Many users love root access because it enables some apps to have additional functionality, and at least one Android security app (Avast) even uses root access to make itself invulnerable to uninstalling.
However, in addition to the extra features, enabling root access also opens security vulnerabilities, as well. Here's what the CyanogenMod team says:
"At CyanogenMod, security has always been one of our primary concerns, however, we were hesitant to make a change that might disrupt the current root ecosystem. With CyanogenMod 9 we have the opportunity to do things better, whether its the code in the OS, UI/UX, or security – we are taking this time to do things with a fresh approach."
"Shipping root enabled by default to 1,000,000+ devices was a gaping hole.
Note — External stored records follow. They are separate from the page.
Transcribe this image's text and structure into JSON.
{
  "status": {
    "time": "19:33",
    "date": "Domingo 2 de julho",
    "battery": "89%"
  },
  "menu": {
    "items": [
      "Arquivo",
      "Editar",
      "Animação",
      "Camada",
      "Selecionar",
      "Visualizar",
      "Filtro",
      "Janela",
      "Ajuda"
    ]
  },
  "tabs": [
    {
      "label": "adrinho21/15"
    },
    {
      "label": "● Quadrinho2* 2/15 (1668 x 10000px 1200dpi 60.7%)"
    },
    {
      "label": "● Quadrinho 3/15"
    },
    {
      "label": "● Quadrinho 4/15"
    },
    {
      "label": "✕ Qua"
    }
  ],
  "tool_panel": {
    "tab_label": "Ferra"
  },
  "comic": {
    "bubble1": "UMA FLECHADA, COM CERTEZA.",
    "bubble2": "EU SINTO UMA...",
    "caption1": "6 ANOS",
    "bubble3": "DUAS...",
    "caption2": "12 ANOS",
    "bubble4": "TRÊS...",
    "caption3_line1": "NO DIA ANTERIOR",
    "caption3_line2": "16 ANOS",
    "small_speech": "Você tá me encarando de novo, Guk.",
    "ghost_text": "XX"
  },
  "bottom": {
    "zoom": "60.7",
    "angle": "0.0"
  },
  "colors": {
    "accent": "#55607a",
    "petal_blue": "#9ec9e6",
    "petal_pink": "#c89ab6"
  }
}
With these changes we believe we have reached a compromise that allows enthusiasts to keep using root if they so desire but also provide a good level of security to the majority of users."
With the changes, there are four different levels of root access:
Enabled for ADB only
Enabled for Apps only
Enabled for both
CyanogenMod is the world's most installed third-party ROM, with over 1 million installs on various devices.